Sept. 30, 2011

If you have the “means” to pay a meaningful amount to your creditors in a three-to-five-year Chapter 13 payment plan, you ought to be disqualified from being able to file a “straight bankruptcy” of Chapter 7. That’s the theory of the “means test.”

In practice, for many people it is quite an easy hoop to jump through. For most, it ultimately does not stop them from filing Chapter 7 if they want to do so. Yet, for a small percentage of bankruptcy filers, it does indeed disqualify them from Chapter 7. Where do you fall?

It’s basically a two-part test. First, the income portion, second the expenses portion. We’ll tell you the first part in this blog, the “easy hoop” we just mentioned. You should be able to calculate with a fair amount of accuracy whether you beat this part of the means test. If you do, you win—you very likely get to do a Chapter 7 case without even needing to take the second, lots more complicated part of the test. We’ll tackle that second part of the test in our next blog for those who can’t avoid it.

The first part of the means test compares your income to a published “median income” for a household of your size in your state. If your income is less than the median, you’re done with the test—you get to file under Chapter 7.

Your income for this test is based on the precise amount of income you received (from every source, not just taxable income, except social security-related benefits) during the six full calendar months before your case is filed. So, for example, if your case is filed on October 7, we look at every dollar you received in the six-month period from the prior April 1 through September 30.

Notice that if you have some flexibility about when your case is filed, and if your applicable income is not precisely the same all the time, then you may well be able to adjust the timing of your filing to reduce your income during the applicable 6-month period. Remember we’re including ALL income, including irregular ones like bonuses, unemployment benefits, and support payments.
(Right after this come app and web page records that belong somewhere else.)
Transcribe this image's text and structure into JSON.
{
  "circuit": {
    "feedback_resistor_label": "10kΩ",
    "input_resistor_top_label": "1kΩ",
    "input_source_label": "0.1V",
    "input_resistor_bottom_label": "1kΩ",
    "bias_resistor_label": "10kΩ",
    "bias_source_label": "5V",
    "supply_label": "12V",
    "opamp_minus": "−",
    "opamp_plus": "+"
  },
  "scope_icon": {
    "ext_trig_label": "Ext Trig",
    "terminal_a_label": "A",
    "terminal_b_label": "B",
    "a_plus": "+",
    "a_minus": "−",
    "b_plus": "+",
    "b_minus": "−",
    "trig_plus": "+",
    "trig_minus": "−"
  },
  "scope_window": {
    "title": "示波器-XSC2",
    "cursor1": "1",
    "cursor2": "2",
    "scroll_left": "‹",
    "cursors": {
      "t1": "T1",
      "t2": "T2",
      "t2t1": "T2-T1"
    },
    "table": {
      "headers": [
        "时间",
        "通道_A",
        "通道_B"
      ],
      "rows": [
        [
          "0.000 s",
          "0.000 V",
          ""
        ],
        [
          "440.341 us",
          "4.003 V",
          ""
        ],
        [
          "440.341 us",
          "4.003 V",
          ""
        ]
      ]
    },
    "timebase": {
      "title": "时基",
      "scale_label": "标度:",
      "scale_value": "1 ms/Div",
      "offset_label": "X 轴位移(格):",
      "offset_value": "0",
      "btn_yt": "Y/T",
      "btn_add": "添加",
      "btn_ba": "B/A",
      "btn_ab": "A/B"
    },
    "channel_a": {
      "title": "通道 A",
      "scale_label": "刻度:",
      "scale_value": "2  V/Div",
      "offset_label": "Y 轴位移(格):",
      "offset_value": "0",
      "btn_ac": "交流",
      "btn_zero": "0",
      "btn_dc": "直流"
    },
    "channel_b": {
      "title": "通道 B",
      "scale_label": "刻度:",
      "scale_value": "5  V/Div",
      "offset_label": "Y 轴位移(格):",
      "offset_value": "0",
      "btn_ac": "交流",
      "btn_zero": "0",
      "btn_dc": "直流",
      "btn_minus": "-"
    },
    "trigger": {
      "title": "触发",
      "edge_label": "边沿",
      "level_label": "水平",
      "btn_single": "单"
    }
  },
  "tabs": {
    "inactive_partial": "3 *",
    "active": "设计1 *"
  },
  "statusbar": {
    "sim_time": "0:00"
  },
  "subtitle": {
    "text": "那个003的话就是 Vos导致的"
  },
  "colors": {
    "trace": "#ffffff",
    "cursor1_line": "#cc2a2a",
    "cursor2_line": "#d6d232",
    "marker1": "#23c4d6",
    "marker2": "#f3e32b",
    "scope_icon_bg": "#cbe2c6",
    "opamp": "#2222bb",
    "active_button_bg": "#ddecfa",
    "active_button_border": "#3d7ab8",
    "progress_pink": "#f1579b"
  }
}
Once you know when your Chapter 7 is being filed, and therefore know what income your household received during the prior 6 full calendar months, that income is essentially multiplied by two to arrive at an annual income. If you live in Oregon, compare that annual income amount to the following table of median incomes:

Family Size

1 Earner

2 People

3 People

4 People *






* Add $7,500 for each individual in excess of 4.

If your income, as calculated in this precise fashion, is no more than the amount applicable for your family, then you can file a Chapter 7 case without having to do the expense side of the means test.

If your income is higher, don’t despair—once we go through the rest of the means test you may well still qualify. We have to tackle that in our next blog.